• **Problem description**
What you return must match the material exactly, with every line present.

---

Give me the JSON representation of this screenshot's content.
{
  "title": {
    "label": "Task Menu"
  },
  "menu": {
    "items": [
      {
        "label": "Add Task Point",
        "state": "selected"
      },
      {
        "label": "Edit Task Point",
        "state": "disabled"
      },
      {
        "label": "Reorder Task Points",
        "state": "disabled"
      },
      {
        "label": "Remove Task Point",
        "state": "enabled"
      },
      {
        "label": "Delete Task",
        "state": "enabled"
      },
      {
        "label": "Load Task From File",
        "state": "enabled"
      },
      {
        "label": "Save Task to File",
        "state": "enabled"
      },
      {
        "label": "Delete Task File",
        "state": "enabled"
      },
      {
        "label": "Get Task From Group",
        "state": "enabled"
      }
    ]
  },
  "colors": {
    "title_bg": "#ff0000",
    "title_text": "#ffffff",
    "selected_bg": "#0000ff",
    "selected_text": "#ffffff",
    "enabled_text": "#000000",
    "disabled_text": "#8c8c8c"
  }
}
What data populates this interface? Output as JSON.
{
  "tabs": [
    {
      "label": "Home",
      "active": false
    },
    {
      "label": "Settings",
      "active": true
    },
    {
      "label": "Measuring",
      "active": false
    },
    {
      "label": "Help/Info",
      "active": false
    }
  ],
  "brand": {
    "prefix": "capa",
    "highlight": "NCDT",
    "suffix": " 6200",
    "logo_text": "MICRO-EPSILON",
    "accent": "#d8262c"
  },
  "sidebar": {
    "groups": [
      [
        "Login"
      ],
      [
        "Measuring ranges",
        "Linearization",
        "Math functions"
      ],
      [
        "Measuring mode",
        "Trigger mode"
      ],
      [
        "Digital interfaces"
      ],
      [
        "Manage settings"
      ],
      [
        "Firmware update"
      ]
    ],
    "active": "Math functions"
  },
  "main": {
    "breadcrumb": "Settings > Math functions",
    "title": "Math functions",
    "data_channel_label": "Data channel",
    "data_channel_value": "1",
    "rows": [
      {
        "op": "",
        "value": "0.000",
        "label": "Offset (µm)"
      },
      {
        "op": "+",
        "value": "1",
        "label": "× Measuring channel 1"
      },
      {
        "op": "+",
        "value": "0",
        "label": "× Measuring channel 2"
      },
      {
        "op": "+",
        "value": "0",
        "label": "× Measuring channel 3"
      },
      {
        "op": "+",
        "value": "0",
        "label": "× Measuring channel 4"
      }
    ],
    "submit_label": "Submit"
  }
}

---

• **Output of the exercise**
Give me the JSON representation of this screenshot's content.
{
  "title": {
    "label": "Task Menu"
  },
  "menu": {
    "items": [
      {
        "label": "Add Task Point",
        "state": "selected"
      },
      {
        "label": "Edit Task Point",
        "state": "disabled"
      },
      {
        "label": "Reorder Task Points",
        "state": "disabled"
      },
      {
        "label": "Remove Task Point",
        "state": "enabled"
      },
      {
        "label": "Delete Task",
        "state": "enabled"
      },
      {
        "label": "Load Task From File",
        "state": "enabled"
      },
      {
        "label": "Save Task to File",
        "state": "enabled"
      },
      {
        "label": "Delete Task File",
        "state": "enabled"
      },
      {
        "label": "Get Task From Group",
        "state": "enabled"
      }
    ]
  },
  "colors": {
    "title_bg": "#ff0000",
    "title_text": "#ffffff",
    "selected_bg": "#0000ff",
    "selected_text": "#ffffff",
    "enabled_text": "#000000",
    "disabled_text": "#8c8c8c"
  }
}
What data populates this interface? Output as JSON.
{
  "tabs": [
    {
      "label": "Home",
      "active": false
    },
    {
      "label": "Settings",
      "active": true
    },
    {
      "label": "Measuring",
      "active": false
    },
    {
      "label": "Help/Info",
      "active": false
    }
  ],
  "brand": {
    "prefix": "capa",
    "highlight": "NCDT",
    "suffix": " 6200",
    "logo_text": "MICRO-EPSILON",
    "accent": "#d8262c"
  },
  "sidebar": {
    "groups": [
      [
        "Login"
      ],
      [
        "Measuring ranges",
        "Linearization",
        "Math functions"
      ],
      [
        "Measuring mode",
        "Trigger mode"
      ],
      [
        "Digital interfaces"
      ],
      [
        "Manage settings"
      ],
      [
        "Firmware update"
      ]
    ],
    "active": "Math functions"
  },
  "main": {
    "breadcrumb": "Settings > Math functions",
    "title": "Math functions",
    "data_channel_label": "Data channel",
    "data_channel_value": "1",
    "rows": [
      {
        "op": "",
        "value": "0.000",
        "label": "Offset (µm)"
      },
      {
        "op": "+",
        "value": "1",
        "label": "× Measuring channel 1"
      },
      {
        "op": "+",
        "value": "0",
        "label": "× Measuring channel 2"
      },
      {
        "op": "+",
        "value": "0",
        "label": "× Measuring channel 3"
      },
      {
        "op": "+",
        "value": "0",
        "label": "× Measuring channel 4"
      }
    ],
    "submit_label": "Submit"
  }
}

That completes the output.